To make everything happen, Simpson relies on her informal network of friends and associates, along with a more formal group of partners. Among them: the Realty Firm, Harrison Carter Group leasing, #LdnEnt, Downtown London, Forest City Sport & Social Club, and Life Made Easier, a daily task concierge service.
In addition to her primary settlement package, Simpson offers an after-care program for the weeks and months after an employee arrives. “I touch base and see how they’re doing, see what I can do to help them settle into the city more easily. Many times, issues and questions don’t arise until several months later.”
Simpson also reports back to employers about how their new employee is doing. “I keep private issues private, but in general I let employers know how things are going with progress reports.”
For some like Frank Barretto reports like that could mean the difference between success and failure with a new key employee. “I want to know how things are going, but I also like having Jodi there as someone a new person can talk to comfortably. Respecting people’s privacy, she can advise us if there’s an issue we need to address.”
Simpson is happy to take on that role, but warns, “I can’t fix dysfunction in an organization. This works because an employer recognizes the value I add and wants to support a new employee and his or her family. I can’t be a band-aid if there are no other supports in place at the office.”
Three months into her new venture, Simpson is meeting with executives all over the city. She focused initially on the tech sector, but has received calls from managers in other sectors too. They’re all looking for a solution to the ongoing challenge of finding and retaining talent.

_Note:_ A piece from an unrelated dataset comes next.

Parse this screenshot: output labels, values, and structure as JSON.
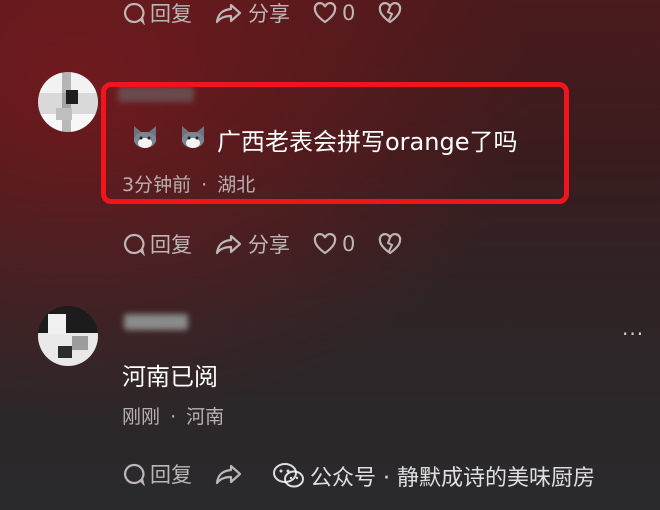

If Simpson’s dream comes true, CityMatch will play a role in keeping people in London and building a stronger, more vibrant community. That’s what really gets her excited. And that excitement is the reason businesses are keen to get her working for them.